Authorities have said two guns were inside the vehicle and an empty magazine was in his pocket. One of the guns had Rose’s DNA on it but does not appear to have been fired officials said.
The video of the shooting, recorded by neighbor Lashaun Livingston, was posted online, triggering protests in the Pittsburgh area last year, including a late-night march that shut down a major highway.
A jury of six men and six women, including three African-Americans, was selected across the state in Harrisburg last week and will be sequestered in a Pittsburgh hotel for the duration of the trial, expected to take a week or more.
Additional video was shown in court, taken by a University of Pittsburgh student who was in his car at a stop sign nearby. Peyton Deri said he couldn’t really see whether there was anything in the hands of Rose or the vehicle’s other occupant, Zaijuan Hester.
Rose’s mother sent a letter to prosecutors Wednesday urging them to counter the defense’s portrayal of her son as “just another thug.” In the letter, she asks prosecutors to paint a picture of her son as he truly was.
“He was a rose that grew from concrete. Despite darkness all around him, he was kind, loving and funny,” she wrote in the letter dated Tuesday.
She describes how he taught other children in the neighborhood how to Rollerblade and skateboard, and even gave away his skates to kids in need.
Rose had been riding in the front seat of the unlicensed taxi when Hester, in the backseat, rolled down a window and shot at two men on the street.
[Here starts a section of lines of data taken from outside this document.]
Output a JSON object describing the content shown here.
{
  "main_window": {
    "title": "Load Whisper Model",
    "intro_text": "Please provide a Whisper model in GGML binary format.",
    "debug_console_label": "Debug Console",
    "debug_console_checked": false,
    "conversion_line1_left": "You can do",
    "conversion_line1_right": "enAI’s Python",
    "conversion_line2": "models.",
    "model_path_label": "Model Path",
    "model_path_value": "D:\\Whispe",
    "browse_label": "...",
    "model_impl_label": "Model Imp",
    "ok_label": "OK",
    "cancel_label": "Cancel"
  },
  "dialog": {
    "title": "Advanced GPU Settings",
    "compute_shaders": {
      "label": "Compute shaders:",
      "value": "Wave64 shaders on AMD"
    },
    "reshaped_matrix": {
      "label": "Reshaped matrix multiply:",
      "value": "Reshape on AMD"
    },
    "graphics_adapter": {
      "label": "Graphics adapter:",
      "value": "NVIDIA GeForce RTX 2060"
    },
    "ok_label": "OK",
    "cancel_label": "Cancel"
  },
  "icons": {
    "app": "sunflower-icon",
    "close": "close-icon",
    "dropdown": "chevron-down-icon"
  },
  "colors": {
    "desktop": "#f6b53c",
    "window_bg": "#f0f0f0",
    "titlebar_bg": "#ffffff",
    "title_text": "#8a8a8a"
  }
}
Hester, 18, of Swissvale, pleaded guilty Friday to aggravated assault and firearms violations for the shooting, which wounded a man in the abdomen. Hester told a judge that he, not Rose, did the shooting.
Associated Press contributed to this story.